Hill also praises Obama for "having the guts to do the auto bailout," which he says "preserved a large part of the state's economy."
Campbell, the Moody's analyst, agrees it was helpful. "The jobless rate definitely would have been higher if we had not had the rescue," he says.
The U.S. auto industry's renewed vigor has become frequent fodder for Obama and other Democrats, including Sen. Sherrod Brown, a target of Republican super PACS in his re-election bid. In one TV ad, the senator touts his support of the bailout standing before a Chevy Cruze, rattling off Ohio cities that produce parts of the car.
And in campaign appearances before autoworkers, the president and Vice President Joe Biden repeatedly remind voters Romney opposed the bailout, sometimes referring to the Republican nominee's widely quoted 2008 op-ed piece in the New York Times, titled "Let Detroit Go Bankrupt."
Romney preferred a managed bankruptcy, without federal money, and maintains the rescue was unfair, unnecessary and political payback to the unions.
While the candidates differ on the need for the bailout, Obama and Kasich, the governor, differ on its impact.
Kasich's office says that since he became governor (20 months ago), the 122,500 new jobs have been in areas such as plastics, metal and food manufacturing, health care and information technology — and auto jobs have actually dropped by 3,200. That count is limited to workers who assemble cars and make parts.
The Obama administration takes a longer and wider view in a bailout that began under former President George Bush, more than two years before Kasich became governor. In a three-year period starting in June 2009 — when GM and Chrysler were emerging from bankruptcy — it reports a gain of 17,400 industry jobs. Those numbers include auto parts stores and dealerships.
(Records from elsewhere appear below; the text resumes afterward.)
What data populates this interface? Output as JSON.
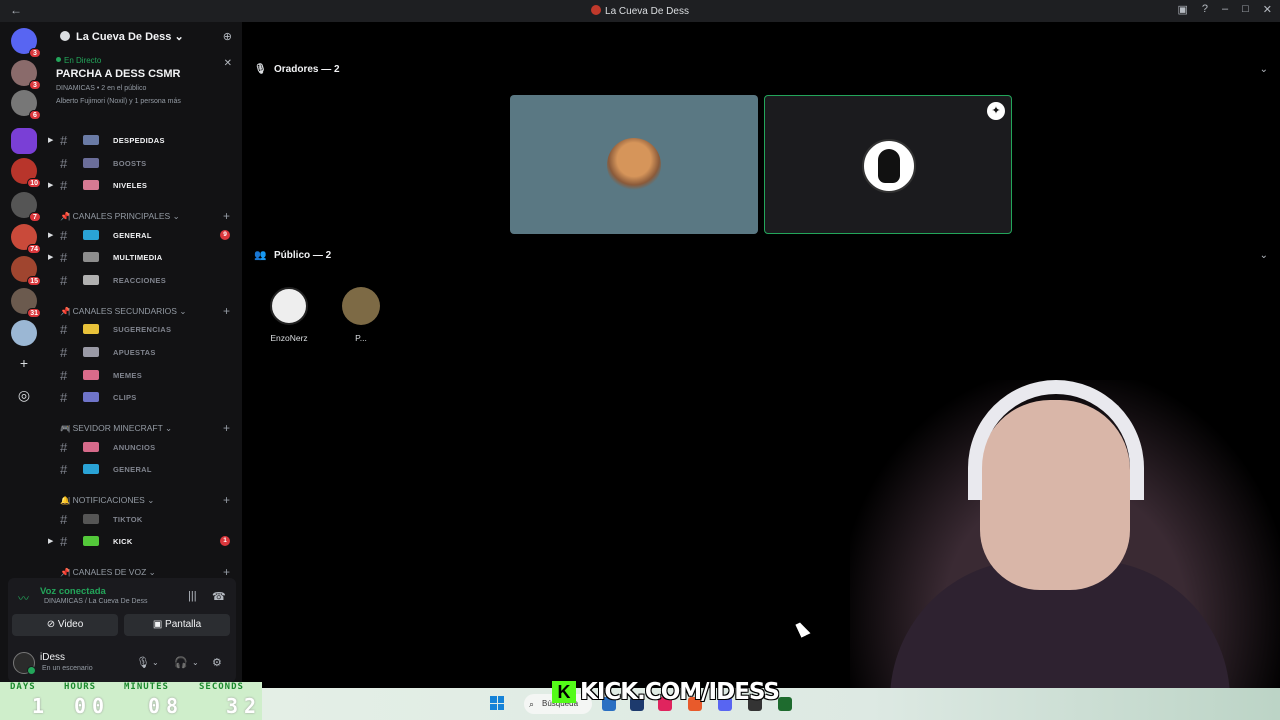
{
  "window": {
    "title": "La Cueva De Dess"
  },
  "rail": {
    "badges": [
      "3",
      "3",
      "6",
      "10",
      "7",
      "74",
      "15",
      "31"
    ]
  },
  "server": {
    "name": "La Cueva De Dess"
  },
  "stage_card": {
    "live": "En Directo",
    "title": "PARCHA A DESS CSMR",
    "meta": "DINAMICAS • 2 en el público",
    "speakers": "Alberto Fujimori (Noxil) y 1 persona más"
  },
  "channels": {
    "top": [
      {
        "name": "DESPEDIDAS",
        "unread": true
      },
      {
        "name": "BOOSTS",
        "unread": false
      },
      {
        "name": "NIVELES",
        "unread": true
      }
    ],
    "principales_label": "| CANALES PRINCIPALES",
    "principales": [
      {
        "name": "GENERAL",
        "unread": true,
        "count": "9"
      },
      {
        "name": "MULTIMEDIA",
        "unread": true
      },
      {
        "name": "REACCIONES",
        "unread": false
      }
    ],
    "secundarios_label": "| CANALES SECUNDARIOS",
    "secundarios": [
      {
        "name": "SUGERENCIAS"
      },
      {
        "name": "APUESTAS"
      },
      {
        "name": "MEMES"
      },
      {
        "name": "CLIPS"
      }
    ],
    "minecraft_label": "| SEVIDOR MINECRAFT",
    "minecraft": [
      {
        "name": "ANUNCIOS"
      },
      {
        "name": "GENERAL"
      }
    ],
    "notif_label": "| NOTIFICACIONES",
    "notif": [
      {
        "name": "TIKTOK",
        "unread": false
      },
      {
        "name": "KICK",
        "unread": true,
        "count": "1"
      }
    ],
    "voz_label": "| CANALES DE VOZ"
  },
  "voice": {
    "status": "Voz conectada",
    "channel": "DINAMICAS / La Cueva De Dess",
    "video_label": "Video",
    "screen_label": "Pantalla",
    "user_name": "iDess",
    "user_status": "En un escenario"
  },
  "stage": {
    "speakers_header": "Oradores — 2",
    "audience_header": "Público — 2",
    "audience": [
      {
        "name": "EnzoNerz"
      },
      {
        "name": "P..."
      }
    ]
  },
  "timer": {
    "labels": [
      "DAYS",
      "HOURS",
      "MINUTES",
      "SECONDS"
    ],
    "values": [
      "1",
      "00",
      "08",
      "32"
    ]
  },
  "overlay": {
    "kick_text": "KICK.COM/IDESS"
  },
  "taskbar": {
    "search_label": "Búsqueda"
  }
}
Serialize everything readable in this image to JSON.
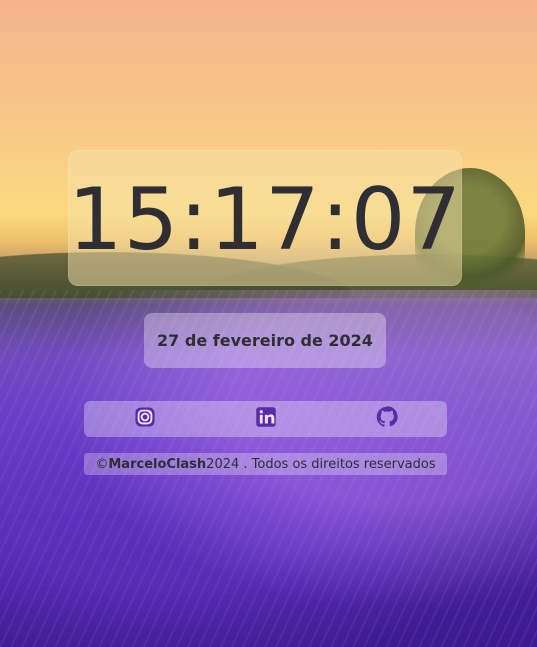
{
  "clock": {
    "time": "15:17:07"
  },
  "date": {
    "text": "27 de fevereiro de 2024"
  },
  "social": {
    "accent": "#5b2aa8",
    "icons": [
      "instagram-icon",
      "linkedin-icon",
      "github-icon"
    ]
  },
  "footer": {
    "copyright_symbol": "©",
    "brand": "MarceloClash",
    "rest": "2024 . Todos os direitos reservados"
  },
  "colors": {
    "panel_text": "#2f2f33"
  }
}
What is indisputable is the auto turnaround has been good for Ohio, where about one in eight jobs is linked to the industry.
In August, GM announced it will invest $220 million in manufacturing plants in Lordstown and Parma to build the next-generation Cruze, preserving more than 5,000 jobs. Chrysler is adding 1,100 jobs by late 2013 at its assembly complex in Toledo where it will make a new Jeep sport utility vehicle. Three years ago, there were rumors about the plant's future after production had dwindled to one shift.
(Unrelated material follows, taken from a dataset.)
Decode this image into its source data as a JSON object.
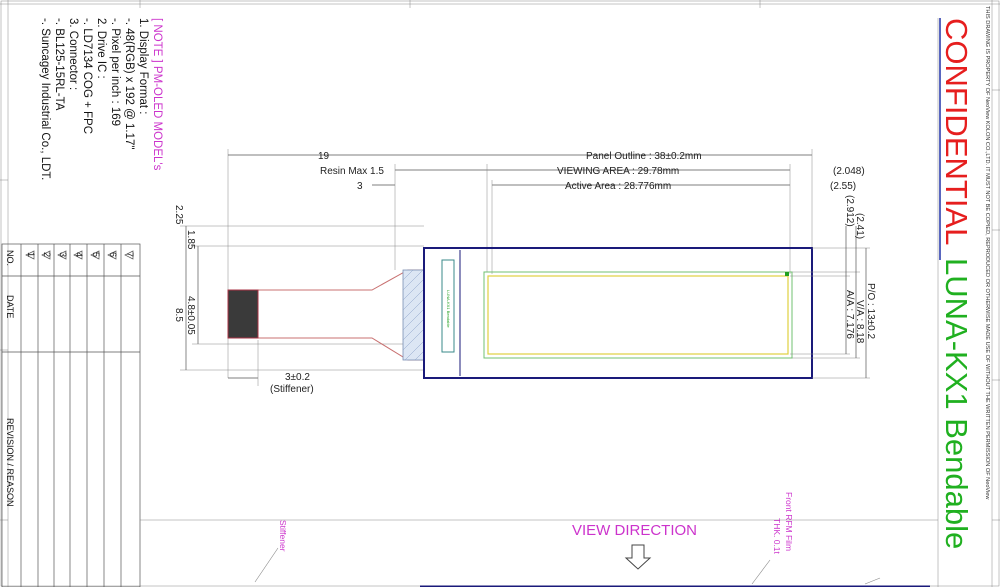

Not surprisingly, many autoworkers like Obama.
"He had our backs then," says Dave Green, president of UAW Local 1714 in Lordstown. "We have his back now."
"It was a courageous decision," says Jim McGowan, a 24-year GM veteran. "It was a risk because he didn't know what the outcome would be. ... I know there are a lot of people out there that don't like it. But the (government) loaned all the money to these banks and they were making all these crazy investments. With the auto loan, they were at least supporting workers and keeping good jobs in the community."
Still, there remain fierce opponents to the idea of using taxpayer dollars to help troubled companies.
"If they can't stand on their own, they don't deserve to be propped up," says Halter, the steel company CEO and Romney supporter. "Nobody propped up Toyota or Nissan. ... That was unfair. That was a political gift to the United Auto Workers. There's no way around it. I could care less whether General Motors goes away because there's somebody else there that's going to take their place."
The rescue does have one Republican booster: Randy Hunt, a lawyer, head of the Stark (Canton area) Development Board and owner of two small businesses, one an auto parts company.
Hunt says government is too big, too intrusive and spends too much money, but acknowledges from a "selfish standpoint" the bailout was a "great thing. ... The federal government needs to step in periodically to help the private sector."
This isn't the only polarizing election issue in Ohio.